··· Extracted entries ···

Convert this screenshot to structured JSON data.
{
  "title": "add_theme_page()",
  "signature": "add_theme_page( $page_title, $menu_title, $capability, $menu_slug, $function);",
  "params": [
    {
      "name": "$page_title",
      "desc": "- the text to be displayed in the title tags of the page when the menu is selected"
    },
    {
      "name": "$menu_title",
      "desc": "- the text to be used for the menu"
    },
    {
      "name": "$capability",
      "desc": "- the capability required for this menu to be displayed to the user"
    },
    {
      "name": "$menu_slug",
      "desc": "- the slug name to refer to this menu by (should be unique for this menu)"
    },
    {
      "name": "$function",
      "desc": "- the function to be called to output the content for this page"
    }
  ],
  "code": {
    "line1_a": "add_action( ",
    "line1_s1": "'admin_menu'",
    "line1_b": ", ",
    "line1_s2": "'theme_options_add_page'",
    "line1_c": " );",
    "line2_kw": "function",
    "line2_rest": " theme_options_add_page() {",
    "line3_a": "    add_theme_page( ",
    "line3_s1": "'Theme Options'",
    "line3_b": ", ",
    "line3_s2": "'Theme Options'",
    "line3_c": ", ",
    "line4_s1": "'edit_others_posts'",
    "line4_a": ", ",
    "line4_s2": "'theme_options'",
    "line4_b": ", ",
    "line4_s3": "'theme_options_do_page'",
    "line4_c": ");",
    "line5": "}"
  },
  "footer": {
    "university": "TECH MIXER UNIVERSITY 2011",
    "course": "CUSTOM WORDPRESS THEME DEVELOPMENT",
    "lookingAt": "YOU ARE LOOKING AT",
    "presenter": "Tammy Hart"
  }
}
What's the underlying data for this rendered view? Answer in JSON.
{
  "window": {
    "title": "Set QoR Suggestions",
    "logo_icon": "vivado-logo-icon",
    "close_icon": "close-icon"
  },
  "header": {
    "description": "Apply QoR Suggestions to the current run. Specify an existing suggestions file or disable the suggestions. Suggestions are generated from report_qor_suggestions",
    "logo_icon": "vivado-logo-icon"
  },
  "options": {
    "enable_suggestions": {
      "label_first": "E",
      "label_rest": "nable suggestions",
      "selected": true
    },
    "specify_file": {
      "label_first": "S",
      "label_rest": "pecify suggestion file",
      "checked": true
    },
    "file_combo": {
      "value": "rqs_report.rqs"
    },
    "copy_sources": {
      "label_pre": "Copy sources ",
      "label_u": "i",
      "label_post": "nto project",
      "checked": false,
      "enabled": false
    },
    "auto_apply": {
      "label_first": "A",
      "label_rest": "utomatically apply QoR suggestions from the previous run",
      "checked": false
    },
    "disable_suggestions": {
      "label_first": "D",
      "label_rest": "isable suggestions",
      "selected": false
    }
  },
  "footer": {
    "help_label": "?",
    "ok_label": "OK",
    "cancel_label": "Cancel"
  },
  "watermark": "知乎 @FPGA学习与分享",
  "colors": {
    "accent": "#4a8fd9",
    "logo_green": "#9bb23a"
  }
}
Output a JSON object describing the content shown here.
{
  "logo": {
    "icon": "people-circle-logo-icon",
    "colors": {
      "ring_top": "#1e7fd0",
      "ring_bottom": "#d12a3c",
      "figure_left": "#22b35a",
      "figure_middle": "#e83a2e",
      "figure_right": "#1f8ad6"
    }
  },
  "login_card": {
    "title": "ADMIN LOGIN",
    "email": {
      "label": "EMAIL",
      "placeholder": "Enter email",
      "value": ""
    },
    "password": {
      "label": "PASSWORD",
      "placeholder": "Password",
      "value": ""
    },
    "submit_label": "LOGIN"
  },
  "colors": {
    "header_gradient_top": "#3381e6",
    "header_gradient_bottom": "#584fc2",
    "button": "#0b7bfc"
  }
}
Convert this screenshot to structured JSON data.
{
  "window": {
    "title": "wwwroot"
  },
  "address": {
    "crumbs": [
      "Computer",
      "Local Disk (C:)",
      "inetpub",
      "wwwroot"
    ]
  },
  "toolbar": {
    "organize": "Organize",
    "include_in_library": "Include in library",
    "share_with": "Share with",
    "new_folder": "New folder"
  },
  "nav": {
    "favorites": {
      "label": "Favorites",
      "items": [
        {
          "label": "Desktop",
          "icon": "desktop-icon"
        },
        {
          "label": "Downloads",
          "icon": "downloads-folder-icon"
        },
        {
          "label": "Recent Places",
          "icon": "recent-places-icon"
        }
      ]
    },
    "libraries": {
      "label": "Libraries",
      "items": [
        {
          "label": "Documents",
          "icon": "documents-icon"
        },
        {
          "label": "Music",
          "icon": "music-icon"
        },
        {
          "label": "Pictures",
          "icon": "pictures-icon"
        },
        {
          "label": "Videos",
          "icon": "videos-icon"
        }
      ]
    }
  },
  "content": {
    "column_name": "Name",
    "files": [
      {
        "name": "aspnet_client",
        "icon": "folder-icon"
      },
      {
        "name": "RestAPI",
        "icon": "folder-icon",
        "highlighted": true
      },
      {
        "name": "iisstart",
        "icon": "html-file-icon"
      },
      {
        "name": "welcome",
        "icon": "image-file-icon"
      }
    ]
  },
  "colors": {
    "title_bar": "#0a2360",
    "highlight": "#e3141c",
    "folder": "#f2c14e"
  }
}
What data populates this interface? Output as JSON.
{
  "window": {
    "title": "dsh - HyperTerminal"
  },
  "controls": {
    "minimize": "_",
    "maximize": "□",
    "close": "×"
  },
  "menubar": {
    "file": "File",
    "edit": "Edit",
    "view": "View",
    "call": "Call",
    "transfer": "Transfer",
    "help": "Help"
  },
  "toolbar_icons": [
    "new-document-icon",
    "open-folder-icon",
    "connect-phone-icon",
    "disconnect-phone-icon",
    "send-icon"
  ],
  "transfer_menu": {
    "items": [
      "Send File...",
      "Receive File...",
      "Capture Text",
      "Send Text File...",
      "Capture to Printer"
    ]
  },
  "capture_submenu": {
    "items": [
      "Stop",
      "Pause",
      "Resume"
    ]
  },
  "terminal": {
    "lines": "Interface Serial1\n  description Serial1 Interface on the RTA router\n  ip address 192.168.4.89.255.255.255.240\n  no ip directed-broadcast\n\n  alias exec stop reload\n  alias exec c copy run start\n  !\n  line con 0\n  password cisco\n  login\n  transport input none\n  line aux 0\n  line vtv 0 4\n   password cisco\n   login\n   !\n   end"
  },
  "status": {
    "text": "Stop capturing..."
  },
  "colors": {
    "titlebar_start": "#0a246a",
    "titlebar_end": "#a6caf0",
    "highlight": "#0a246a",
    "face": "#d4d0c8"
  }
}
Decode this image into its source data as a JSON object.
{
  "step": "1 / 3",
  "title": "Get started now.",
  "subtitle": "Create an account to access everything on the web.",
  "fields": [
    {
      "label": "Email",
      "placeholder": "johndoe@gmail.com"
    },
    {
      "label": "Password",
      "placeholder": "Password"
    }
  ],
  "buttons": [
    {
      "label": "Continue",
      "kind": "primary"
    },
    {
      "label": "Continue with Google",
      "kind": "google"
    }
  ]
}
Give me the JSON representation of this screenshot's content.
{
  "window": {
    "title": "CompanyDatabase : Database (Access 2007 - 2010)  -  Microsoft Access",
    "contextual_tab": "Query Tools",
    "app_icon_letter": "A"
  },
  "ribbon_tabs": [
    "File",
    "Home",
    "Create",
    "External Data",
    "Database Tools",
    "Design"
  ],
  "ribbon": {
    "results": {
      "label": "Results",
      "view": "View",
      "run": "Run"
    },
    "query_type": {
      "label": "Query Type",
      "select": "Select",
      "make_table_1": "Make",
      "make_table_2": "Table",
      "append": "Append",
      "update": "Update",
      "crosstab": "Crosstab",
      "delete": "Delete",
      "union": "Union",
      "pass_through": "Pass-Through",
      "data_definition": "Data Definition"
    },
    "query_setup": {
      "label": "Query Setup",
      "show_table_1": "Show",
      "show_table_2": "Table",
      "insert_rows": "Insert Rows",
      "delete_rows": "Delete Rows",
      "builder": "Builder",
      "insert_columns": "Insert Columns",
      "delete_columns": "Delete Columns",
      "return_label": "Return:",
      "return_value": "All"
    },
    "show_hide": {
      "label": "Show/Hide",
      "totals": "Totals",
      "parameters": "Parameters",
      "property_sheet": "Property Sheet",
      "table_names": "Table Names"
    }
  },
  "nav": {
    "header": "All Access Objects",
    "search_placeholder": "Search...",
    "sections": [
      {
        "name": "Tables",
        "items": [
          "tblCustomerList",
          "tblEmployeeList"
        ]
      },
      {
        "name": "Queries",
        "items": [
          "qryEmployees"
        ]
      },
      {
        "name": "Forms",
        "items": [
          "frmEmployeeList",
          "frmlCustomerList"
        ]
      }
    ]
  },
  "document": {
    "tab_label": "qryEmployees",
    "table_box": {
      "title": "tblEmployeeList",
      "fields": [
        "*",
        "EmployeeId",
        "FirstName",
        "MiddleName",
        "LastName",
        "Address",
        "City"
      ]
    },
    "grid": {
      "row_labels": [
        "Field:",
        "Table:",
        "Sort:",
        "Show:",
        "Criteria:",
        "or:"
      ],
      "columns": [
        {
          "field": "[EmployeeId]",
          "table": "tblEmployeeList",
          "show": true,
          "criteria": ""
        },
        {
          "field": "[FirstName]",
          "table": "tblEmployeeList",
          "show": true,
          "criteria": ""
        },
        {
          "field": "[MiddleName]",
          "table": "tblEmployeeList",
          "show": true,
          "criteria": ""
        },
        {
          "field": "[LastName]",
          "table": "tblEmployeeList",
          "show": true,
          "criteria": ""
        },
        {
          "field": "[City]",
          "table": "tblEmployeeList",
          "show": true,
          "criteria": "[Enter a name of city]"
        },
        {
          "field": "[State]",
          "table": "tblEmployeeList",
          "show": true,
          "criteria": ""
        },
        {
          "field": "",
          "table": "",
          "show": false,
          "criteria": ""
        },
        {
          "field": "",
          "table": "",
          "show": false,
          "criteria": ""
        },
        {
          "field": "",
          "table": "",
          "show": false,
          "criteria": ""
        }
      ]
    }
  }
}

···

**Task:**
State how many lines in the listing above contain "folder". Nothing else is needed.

**Exercise response:**
6